The bottom line is we have expended trillions of dollars fighting other nations and rebel groups around the world, along with defending even other nations with our military presence. Our military, especially the Air Force with it's 26-year-old fighters and 50-year-old refueling tankers, is being stretched to and beyond the limit while the administration is talking about cutting $400 billion from its budget. And none of this is directly related to the security of our nation. Honestly, what would be the effect on us if China gobbled up Taiwan and its Chinese population? My answer is "None".

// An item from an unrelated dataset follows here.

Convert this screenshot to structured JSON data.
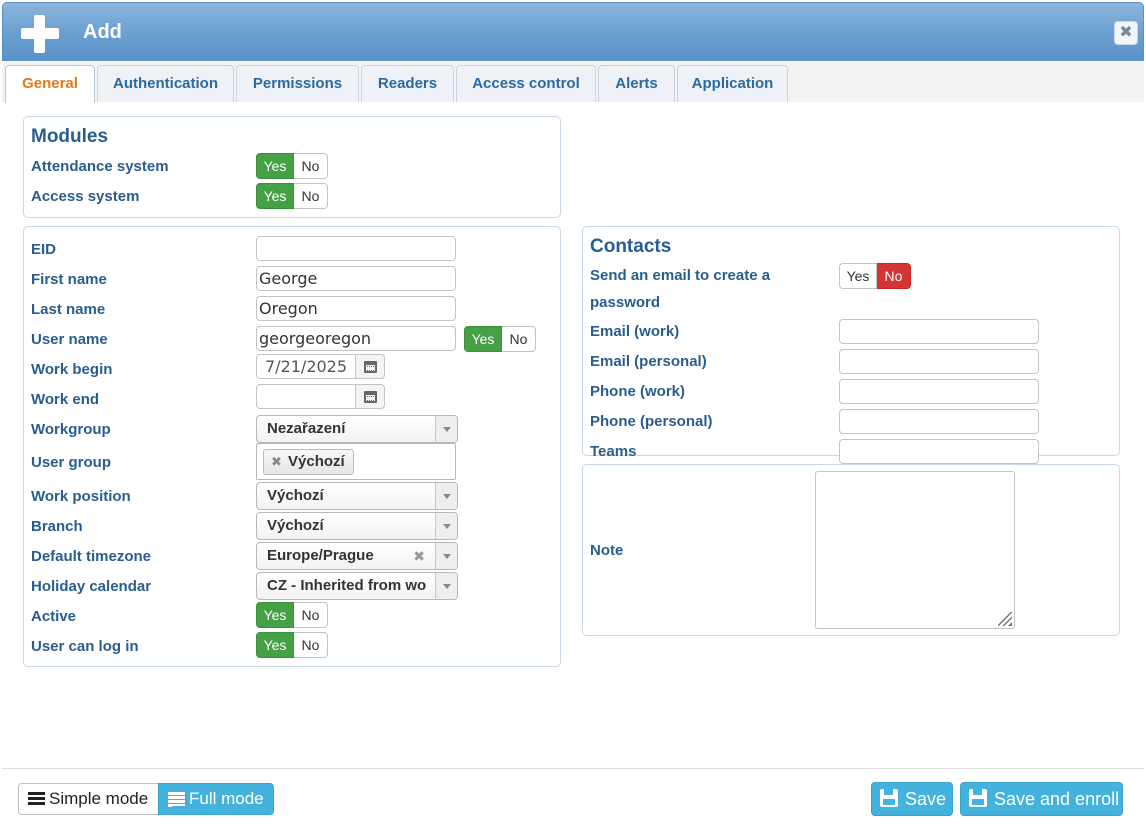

So, I have become an isolationist. (Oh no, not that!!) We are expending massive resources for no discernible national interest. Heretically speaking, we don't need anyone! We are militarily secure from any international threat. A modest ABM system, the technology for which is available, would provide all necessary security from rogues like North Korea and even a nuclear Iran. We just let them know if they try to attack, we will incinerate them. And mean it!

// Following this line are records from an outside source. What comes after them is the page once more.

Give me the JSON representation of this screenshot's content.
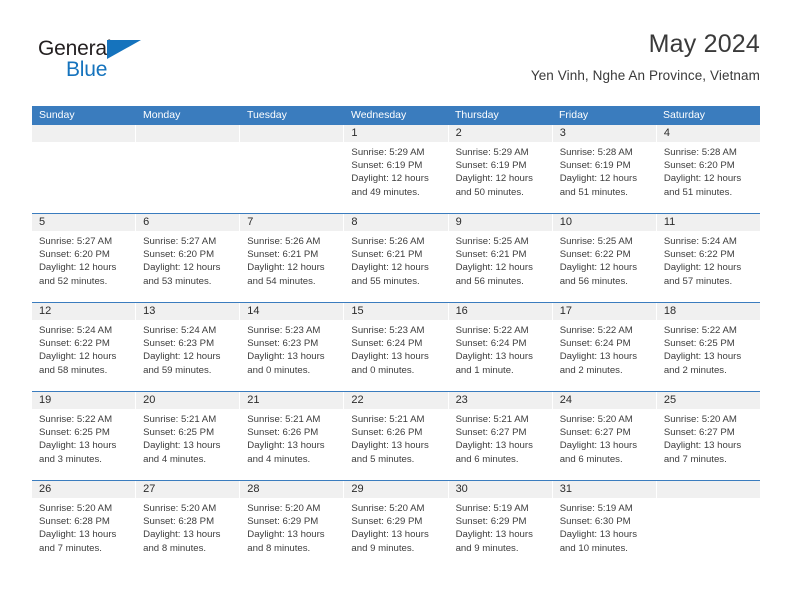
{
  "brand": {
    "name_top": "General",
    "name_bottom": "Blue",
    "accent_color": "#1573bd",
    "triangle_icon": "triangle-right-icon"
  },
  "header": {
    "title": "May 2024",
    "subtitle": "Yen Vinh, Nghe An Province, Vietnam"
  },
  "calendar": {
    "header_bg": "#3a7cbe",
    "daynum_bg": "#f0f0f0",
    "weekdays": [
      "Sunday",
      "Monday",
      "Tuesday",
      "Wednesday",
      "Thursday",
      "Friday",
      "Saturday"
    ],
    "weeks": [
      [
        {
          "day": "",
          "empty": true,
          "sunrise": "",
          "sunset": "",
          "daylight1": "",
          "daylight2": ""
        },
        {
          "day": "",
          "empty": true,
          "sunrise": "",
          "sunset": "",
          "daylight1": "",
          "daylight2": ""
        },
        {
          "day": "",
          "empty": true,
          "sunrise": "",
          "sunset": "",
          "daylight1": "",
          "daylight2": ""
        },
        {
          "day": "1",
          "empty": false,
          "sunrise": "Sunrise: 5:29 AM",
          "sunset": "Sunset: 6:19 PM",
          "daylight1": "Daylight: 12 hours",
          "daylight2": "and 49 minutes."
        },
        {
          "day": "2",
          "empty": false,
          "sunrise": "Sunrise: 5:29 AM",
          "sunset": "Sunset: 6:19 PM",
          "daylight1": "Daylight: 12 hours",
          "daylight2": "and 50 minutes."
        },
        {
          "day": "3",
          "empty": false,
          "sunrise": "Sunrise: 5:28 AM",
          "sunset": "Sunset: 6:19 PM",
          "daylight1": "Daylight: 12 hours",
          "daylight2": "and 51 minutes."
        },
        {
          "day": "4",
          "empty": false,
          "sunrise": "Sunrise: 5:28 AM",
          "sunset": "Sunset: 6:20 PM",
          "daylight1": "Daylight: 12 hours",
          "daylight2": "and 51 minutes."
        }
      ],
      [
        {
          "day": "5",
          "empty": false,
          "sunrise": "Sunrise: 5:27 AM",
          "sunset": "Sunset: 6:20 PM",
          "daylight1": "Daylight: 12 hours",
          "daylight2": "and 52 minutes."
        },
        {
          "day": "6",
          "empty": false,
          "sunrise": "Sunrise: 5:27 AM",
          "sunset": "Sunset: 6:20 PM",
          "daylight1": "Daylight: 12 hours",
          "daylight2": "and 53 minutes."
        },
        {
          "day": "7",
          "empty": false,
          "sunrise": "Sunrise: 5:26 AM",
          "sunset": "Sunset: 6:21 PM",
          "daylight1": "Daylight: 12 hours",
          "daylight2": "and 54 minutes."
        },
        {
          "day": "8",
          "empty": false,
          "sunrise": "Sunrise: 5:26 AM",
          "sunset": "Sunset: 6:21 PM",
          "daylight1": "Daylight: 12 hours",
          "daylight2": "and 55 minutes."
        },
        {
          "day": "9",
          "empty": false,
          "sunrise": "Sunrise: 5:25 AM",
          "sunset": "Sunset: 6:21 PM",
          "daylight1": "Daylight: 12 hours",
          "daylight2": "and 56 minutes."
        },
        {
          "day": "10",
          "empty": false,
          "sunrise": "Sunrise: 5:25 AM",
          "sunset": "Sunset: 6:22 PM",
          "daylight1": "Daylight: 12 hours",
          "daylight2": "and 56 minutes."
        },
        {
          "day": "11",
          "empty": false,
          "sunrise": "Sunrise: 5:24 AM",
          "sunset": "Sunset: 6:22 PM",
          "daylight1": "Daylight: 12 hours",
          "daylight2": "and 57 minutes."
        }
      ],
      [
        {
          "day": "12",
          "empty": false,
          "sunrise": "Sunrise: 5:24 AM",
          "sunset": "Sunset: 6:22 PM",
          "daylight1": "Daylight: 12 hours",
          "daylight2": "and 58 minutes."
        },
        {
          "day": "13",
          "empty": false,
          "sunrise": "Sunrise: 5:24 AM",
          "sunset": "Sunset: 6:23 PM",
          "daylight1": "Daylight: 12 hours",
          "daylight2": "and 59 minutes."
        },
        {
          "day": "14",
          "empty": false,
          "sunrise": "Sunrise: 5:23 AM",
          "sunset": "Sunset: 6:23 PM",
          "daylight1": "Daylight: 13 hours",
          "daylight2": "and 0 minutes."
        },
        {
          "day": "15",
          "empty": false,
          "sunrise": "Sunrise: 5:23 AM",
          "sunset": "Sunset: 6:24 PM",
          "daylight1": "Daylight: 13 hours",
          "daylight2": "and 0 minutes."
        },
        {
          "day": "16",
          "empty": false,
          "sunrise": "Sunrise: 5:22 AM",
          "sunset": "Sunset: 6:24 PM",
          "daylight1": "Daylight: 13 hours",
          "daylight2": "and 1 minute."
        },
        {
          "day": "17",
          "empty": false,
          "sunrise": "Sunrise: 5:22 AM",
          "sunset": "Sunset: 6:24 PM",
          "daylight1": "Daylight: 13 hours",
          "daylight2": "and 2 minutes."
        },
        {
          "day": "18",
          "empty": false,
          "sunrise": "Sunrise: 5:22 AM",
          "sunset": "Sunset: 6:25 PM",
          "daylight1": "Daylight: 13 hours",
          "daylight2": "and 2 minutes."
        }
      ],
      [
        {
          "day": "19",
          "empty": false,
          "sunrise": "Sunrise: 5:22 AM",
          "sunset": "Sunset: 6:25 PM",
          "daylight1": "Daylight: 13 hours",
          "daylight2": "and 3 minutes."
        },
        {
          "day": "20",
          "empty": false,
          "sunrise": "Sunrise: 5:21 AM",
          "sunset": "Sunset: 6:25 PM",
          "daylight1": "Daylight: 13 hours",
          "daylight2": "and 4 minutes."
        },
        {
          "day": "21",
          "empty": false,
          "sunrise": "Sunrise: 5:21 AM",
          "sunset": "Sunset: 6:26 PM",
          "daylight1": "Daylight: 13 hours",
          "daylight2": "and 4 minutes."
        },
        {
          "day": "22",
          "empty": false,
          "sunrise": "Sunrise: 5:21 AM",
          "sunset": "Sunset: 6:26 PM",
          "daylight1": "Daylight: 13 hours",
          "daylight2": "and 5 minutes."
        },
        {
          "day": "23",
          "empty": false,
          "sunrise": "Sunrise: 5:21 AM",
          "sunset": "Sunset: 6:27 PM",
          "daylight1": "Daylight: 13 hours",
          "daylight2": "and 6 minutes."
        },
        {
          "day": "24",
          "empty": false,
          "sunrise": "Sunrise: 5:20 AM",
          "sunset": "Sunset: 6:27 PM",
          "daylight1": "Daylight: 13 hours",
          "daylight2": "and 6 minutes."
        },
        {
          "day": "25",
          "empty": false,
          "sunrise": "Sunrise: 5:20 AM",
          "sunset": "Sunset: 6:27 PM",
          "daylight1": "Daylight: 13 hours",
          "daylight2": "and 7 minutes."
        }
      ],
      [
        {
          "day": "26",
          "empty": false,
          "sunrise": "Sunrise: 5:20 AM",
          "sunset": "Sunset: 6:28 PM",
          "daylight1": "Daylight: 13 hours",
          "daylight2": "and 7 minutes."
        },
        {
          "day": "27",
          "empty": false,
          "sunrise": "Sunrise: 5:20 AM",
          "sunset": "Sunset: 6:28 PM",
          "daylight1": "Daylight: 13 hours",
          "daylight2": "and 8 minutes."
        },
        {
          "day": "28",
          "empty": false,
          "sunrise": "Sunrise: 5:20 AM",
          "sunset": "Sunset: 6:29 PM",
          "daylight1": "Daylight: 13 hours",
          "daylight2": "and 8 minutes."
        },
        {
          "day": "29",
          "empty": false,
          "sunrise": "Sunrise: 5:20 AM",
          "sunset": "Sunset: 6:29 PM",
          "daylight1": "Daylight: 13 hours",
          "daylight2": "and 9 minutes."
        },
        {
          "day": "30",
          "empty": false,
          "sunrise": "Sunrise: 5:19 AM",
          "sunset": "Sunset: 6:29 PM",
          "daylight1": "Daylight: 13 hours",
          "daylight2": "and 9 minutes."
        },
        {
          "day": "31",
          "empty": false,
          "sunrise": "Sunrise: 5:19 AM",
          "sunset": "Sunset: 6:30 PM",
          "daylight1": "Daylight: 13 hours",
          "daylight2": "and 10 minutes."
        },
        {
          "day": "",
          "empty": true,
          "sunrise": "",
          "sunset": "",
          "daylight1": "",
          "daylight2": ""
        }
      ]
    ]
  }
}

I say let Germany, South Korea, Taiwan and even Israel defend themselves. I have no problem selling them whatever military hardware they might need, cash on delivery. We have more than enough resources like petroleum to provide for our needs, if we have the will to go and get it. We are blessed with total self-sufficiency in this great and wonderful nation. What we cannot do is support the national defense of our so-called allies, rid the world of its dictators and nation build willy-nilly any country whose policies or leadership we--or the UN--don't like. We have the means to protect ourselves against terrorism and retaliate massively and with deadly effectiveness against any aggressor.
Bottom line: pull the troops home, all of them. Cut off foreign aid--completely. Let the U.N. paddle its own canoe; we should resign and pull our 25% financial support. (They can keep the building.) Let the third world have it as their own little playground. They already do anyway. If we wish to support some humanitarian U.N. activities, we can do it independently. Certainly we would still respond to natural disasters as we always have done, but we cannot afford to do for the whole world; we're going broke trying.
Outside of some do-gooder handwringing and foreign weeping and wailing, I see no downside to this that we can't handle with little sweat. Economically, I suggest ground-levelling tariffs to equalize our production costs with the Chinese and Koreans so we are competing fairly. If the WTO doesn't like it, tough. If they don't want to buy our stuff, they can grow their own corn. This is the only way American industry can compete internationally and is the traditional purpose of tariffs. We'll manufacture and sell what we need, "Made in the U.S.A."
I'm sure some of you will have problems with this. There will be warts and ditches, but I really think everyone would be better off, especially us. The responsibility of a government is the welfare and protection of the nation, both for us and for other countries and governments. Let them paddle their canoes and we'll paddle ours.